16. Custalow CB, Kline JA, Marx JA, Baylor MR. Emergency department resuscitative procedures: animal laboratory training improves procedural competency and speed. Acad Emerg Med 2002; 9:575-86.
crossref pmid
17. Custalow CB, Williams-Murphy M. Animal laboratories for procedural education of emergency medicine residents. J Emerg Med 2004; 26:361-8.
crossref pmid
18. Asch S, Connor SE, Hamilton EG, Fox SA. Problems in recruiting community-based physicians for health services research. J Gen Intern Med 2000; 15:591-9.
crossref pmid pmc

Fig. 1.
Average procedure-specific ranking of various training modalities, assuming no financial or ethical barriers, according to respondent sites that do and do not utilize live anesthetized animal models. (A) Thoracotomy, (B)pericardiocentersis, (C) thoracostomy, and (D) cricothyrotomy. 4=most favorable; 1=least favorable. *P≤0.05.
Table 1.
Characteristics of respondent programs that do and do not utilize live anesthetized animal models for procedural training
Question Utilize live animal models (n = 12) Do not utilize live animal models (n = 71) P-value
Regiona) 0.60
 New England 3 (25.0) 7 (9.9)
 Mid-Atlantic 2 (16.7) 10 (14.1)
 New York State 0 (0.0) 8 (11.3)
 Southeastern 2 (16.7) 15 (21.1)
 Great Plains 2 (16.7) 4 (5.6)
 Midwest 1 (8.3) 9 (12.7)
 Western 2 (16.7) 16 (22.5)
Length of residency program training (yr) 0.72
 3 8 (66.7) 52 (73.2)
 4 4 (33.3) 19 (26.8)
Educational background 0.19
 MD 7 (58.3) 25 (35.2)
 DO 0 (0.0) 0 (0.0)
 Both 5 (41.7) 46 (64.8)

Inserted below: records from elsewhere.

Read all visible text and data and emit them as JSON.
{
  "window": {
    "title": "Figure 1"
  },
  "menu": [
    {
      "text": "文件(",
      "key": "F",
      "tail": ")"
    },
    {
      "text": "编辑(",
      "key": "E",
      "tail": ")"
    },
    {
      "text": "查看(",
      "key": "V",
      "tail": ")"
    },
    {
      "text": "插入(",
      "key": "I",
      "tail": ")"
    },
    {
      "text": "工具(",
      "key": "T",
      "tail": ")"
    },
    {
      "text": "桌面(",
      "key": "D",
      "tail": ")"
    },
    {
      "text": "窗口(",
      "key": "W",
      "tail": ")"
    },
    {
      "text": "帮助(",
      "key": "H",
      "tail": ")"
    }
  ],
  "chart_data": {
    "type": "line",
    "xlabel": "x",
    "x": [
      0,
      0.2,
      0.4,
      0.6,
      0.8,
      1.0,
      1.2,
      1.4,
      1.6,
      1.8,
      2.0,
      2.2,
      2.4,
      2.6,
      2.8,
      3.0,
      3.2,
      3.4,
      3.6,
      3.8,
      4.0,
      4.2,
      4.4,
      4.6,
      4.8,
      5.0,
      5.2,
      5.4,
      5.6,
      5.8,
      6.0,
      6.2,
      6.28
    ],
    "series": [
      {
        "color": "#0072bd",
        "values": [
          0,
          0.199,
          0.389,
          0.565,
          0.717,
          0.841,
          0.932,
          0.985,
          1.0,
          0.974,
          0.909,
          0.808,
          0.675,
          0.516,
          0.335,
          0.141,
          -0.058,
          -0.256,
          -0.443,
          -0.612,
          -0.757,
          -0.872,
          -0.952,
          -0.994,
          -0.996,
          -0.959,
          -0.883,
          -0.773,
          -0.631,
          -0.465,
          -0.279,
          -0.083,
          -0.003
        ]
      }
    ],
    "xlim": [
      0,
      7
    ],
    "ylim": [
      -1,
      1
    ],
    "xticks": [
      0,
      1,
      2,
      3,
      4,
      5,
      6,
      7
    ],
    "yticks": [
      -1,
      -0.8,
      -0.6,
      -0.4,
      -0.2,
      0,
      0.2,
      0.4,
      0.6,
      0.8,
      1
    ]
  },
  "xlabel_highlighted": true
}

Values are presented as number (%).

MD, doctors of medicine; DO, doctors of osteopathic medicine.

a) Regions were defined according to those used by the Society for Academic Emergency Medicine.

Table 2.
Respondents’ utilization of various training modalities for four procedures specific to emergency medicine
LAA Human cadaver Commercial simulation model Homemade model Other
Thoracotomy 12 (14.5) 56 (67.5) 21 (25.3) 20 (24.1) 3 (3.6)
Pericardiocentesis 11 (13.2) 51 (61.4) 36 (43.3) 33 (39.8) 3 (3.6)
Thoracostomy 12 (14.5) 53 (63.9) 55 (66.2) 23 (27.7) 5 (6.0)
Cricothyrotomy 11 (13.2) 53 (63.9) 50 (60.2) 40 (48.2) 21 (25.3)

Values are presented as number (%).

LAA, live anesthetized animal model.

Editorial Office
The Korean Society of Emergency Medicine
101-3104, Brownstone Seoul, 464 Cheongpa-ro, Jung-gu, Seoul 04510, Korea
TEL: +82-31-709-0918   E-mail: office@ceemjournal.org
About |  Browse Articles |  Current Issue |  For Authors and Reviewers
Copyright © by The Korean Society of Emergency Medicine.                 Developed in M2PI